What to produce
Every record should be restated exactly, with no images included.

─── Entries shown

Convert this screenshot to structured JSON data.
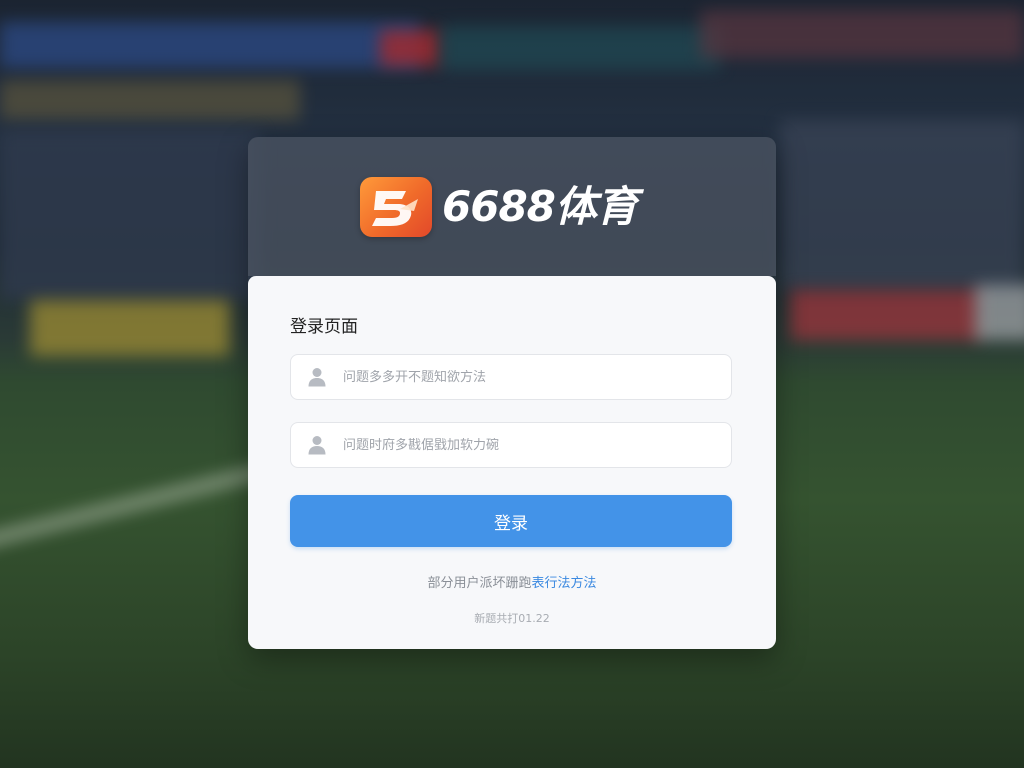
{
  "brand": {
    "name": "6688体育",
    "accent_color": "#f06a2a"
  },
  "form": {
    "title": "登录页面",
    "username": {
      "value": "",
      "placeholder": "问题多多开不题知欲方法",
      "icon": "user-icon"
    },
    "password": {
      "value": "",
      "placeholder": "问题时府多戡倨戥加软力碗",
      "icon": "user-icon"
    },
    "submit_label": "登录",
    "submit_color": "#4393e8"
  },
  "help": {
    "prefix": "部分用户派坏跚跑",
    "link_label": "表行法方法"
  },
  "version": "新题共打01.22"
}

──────

Result for this exercise
Convert this screenshot to structured JSON data.
{
  "brand": {
    "name": "6688体育",
    "accent_color": "#f06a2a"
  },
  "form": {
    "title": "登录页面",
    "username": {
      "value": "",
      "placeholder": "问题多多开不题知欲方法",
      "icon": "user-icon"
    },
    "password": {
      "value": "",
      "placeholder": "问题时府多戡倨戥加软力碗",
      "icon": "user-icon"
    },
    "submit_label": "登录",
    "submit_color": "#4393e8"
  },
  "help": {
    "prefix": "部分用户派坏跚跑",
    "link_label": "表行法方法"
  },
  "version": "新题共打01.22"
}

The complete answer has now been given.